She stopped and turned toward him. She seemed to be formed from surfaces that reflected his awe at her beauty in the same way sunlight is concentrated through a magnifying glass. A super-condensed image of perfection welled up before his eyes and he was left nearly mute.
“What’s up?” said Heather, in an impatient tone.
“We wanted to ask. You see there’s this poll…we thought you might be interested…”
“What would you like us to burn?” said Gregg, coming to the rescue.
“Burn. We’re looking for things to burn and we thought you might have something to contribute to the bonfire.”
“Who are you?”
“I’m Gregg and this is Jess. We go to your high school. We’re taking a poll. What item do you want to burn?”
She made a face like everything that had been said to her was in a foreign language.
Then she pivoted away on a sharp heel, unlocked the front door, and went inside. The sound of deadbolts clanking shut left little doubt whether she would be participating in the survey.
“Should we ring the doorbell?” asked Jess.
“No, I don’t think that would be a good idea. I think she voted with her feet.”
“Another vote for us huh”
“Yeah, we’ve never been so popular.”
The continued down Nightengale, past rows of identical houses. Jess objected to the conformity of Paradise Colony like any slightly disaffected suburban teen. But when he probed this view more deeply, he realized the sameness of the houses were illusory, a thin skin behind which lay a multitude of things, things as different, or even more different than the various car types that were parked in the driveways. Could it be that Paradise Colony was really a diverse and vibrant community? Couldn’t diversity be hidden behind each cookie-cutter house in the cardboard boxes of stored family artifacts, or in the unique rituals each family maintained, that however simplistic, even mundane, helped them stand on their own, unlike their neighbors, and in a permanent way that went beyond the faux conformity of each home. Jess felt new possibilities emerge. Here, perhaps, was an untapped diversity he had never considered. It could be had just by peeling back the layers of stucco and wood that wrapped the infinitely arrangeable output of human life.

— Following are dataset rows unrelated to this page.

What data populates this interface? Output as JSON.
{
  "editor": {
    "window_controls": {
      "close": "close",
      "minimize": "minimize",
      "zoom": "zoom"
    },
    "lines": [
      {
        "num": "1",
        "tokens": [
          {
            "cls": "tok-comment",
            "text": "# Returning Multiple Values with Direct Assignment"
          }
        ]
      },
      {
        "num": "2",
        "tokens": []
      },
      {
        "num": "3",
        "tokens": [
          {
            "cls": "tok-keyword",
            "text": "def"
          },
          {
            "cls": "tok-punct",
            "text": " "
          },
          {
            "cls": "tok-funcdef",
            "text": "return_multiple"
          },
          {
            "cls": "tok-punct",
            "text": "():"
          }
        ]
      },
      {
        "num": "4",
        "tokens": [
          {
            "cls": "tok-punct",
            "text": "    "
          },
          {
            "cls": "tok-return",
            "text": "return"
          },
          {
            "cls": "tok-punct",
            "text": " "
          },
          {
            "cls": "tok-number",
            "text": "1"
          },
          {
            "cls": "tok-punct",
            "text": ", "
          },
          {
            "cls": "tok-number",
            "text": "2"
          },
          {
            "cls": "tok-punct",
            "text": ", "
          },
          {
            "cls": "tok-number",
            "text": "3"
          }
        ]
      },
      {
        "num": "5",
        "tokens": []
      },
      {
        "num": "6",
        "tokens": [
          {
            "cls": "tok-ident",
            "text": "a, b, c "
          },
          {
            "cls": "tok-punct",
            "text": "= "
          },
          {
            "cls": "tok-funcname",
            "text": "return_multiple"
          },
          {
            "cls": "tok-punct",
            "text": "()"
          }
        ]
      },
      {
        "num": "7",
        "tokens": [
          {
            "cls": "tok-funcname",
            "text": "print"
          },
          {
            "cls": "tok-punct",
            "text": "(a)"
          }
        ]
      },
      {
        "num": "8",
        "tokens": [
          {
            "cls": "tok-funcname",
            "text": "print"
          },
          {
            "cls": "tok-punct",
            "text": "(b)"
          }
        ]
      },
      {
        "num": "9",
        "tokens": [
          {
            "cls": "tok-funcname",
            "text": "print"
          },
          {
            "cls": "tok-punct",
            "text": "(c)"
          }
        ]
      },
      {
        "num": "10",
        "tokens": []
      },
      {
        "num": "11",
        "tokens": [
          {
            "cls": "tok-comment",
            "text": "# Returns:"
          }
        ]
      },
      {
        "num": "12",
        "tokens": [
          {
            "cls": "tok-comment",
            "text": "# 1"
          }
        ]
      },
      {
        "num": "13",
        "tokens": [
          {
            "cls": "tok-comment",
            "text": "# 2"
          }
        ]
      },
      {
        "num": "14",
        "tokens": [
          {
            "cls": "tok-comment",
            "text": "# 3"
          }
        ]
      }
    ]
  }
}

“I think I’m done with the poll,” said Jess
“Really? We’ve only polled three people and all of them said we should burn ourselves. Shouldn’t we get more feedback.”
“I don’t think I want to burn anything. If the emotion blimp was flying right now, what would it say? I bet it would say, ‘We are trying to be happy. We are doing our best. We are grateful for what we have.'”
Gregg looked over at Jess with uncomprehending eyes, as if he was seeing his friend for the first time.
A humming filled Jess’s ears. There was something flying overhead. Jess looked up and saw a blimp moving slowly above the neighborhood. On each side was an advertisement: “Princeton Review 50% off SAT, AP, ACT, GMAT, LSAT, TOEFL, USMLE. Beat the test and get into your top college choice!” The shadow of the blimp moved down the street like a giant black snake coiling and uncoiling to propel its body over the houses, the streets, the great variety of things from which Jess had constructed his epiphany. The blimp made a slow circle overhead so that anyone, anywhere, from Nightingale Lane to Forrest Hills Street to Little Creek Avenue, to the scrub brush surrounding Paradise Colony, could see and understand.
“You still don’t want to burn anything?” said Gregg, not even bothering with irony.
“That scrub brush looks pretty flammable. Look how it grows right up to the edge of the housing tracts. Do you have your lighter?”
“We aren’t done with our poll yet.”
“Sure we are. Like I said, the answer to our question should be obvious and definitive. And now it is.”
Hunter Stern is a technical writer living in San Francisco. His focus is short fiction and poetry. He is slowly relearning how to write after spending ten years communicating through misspelled emails while employed as a software engineer.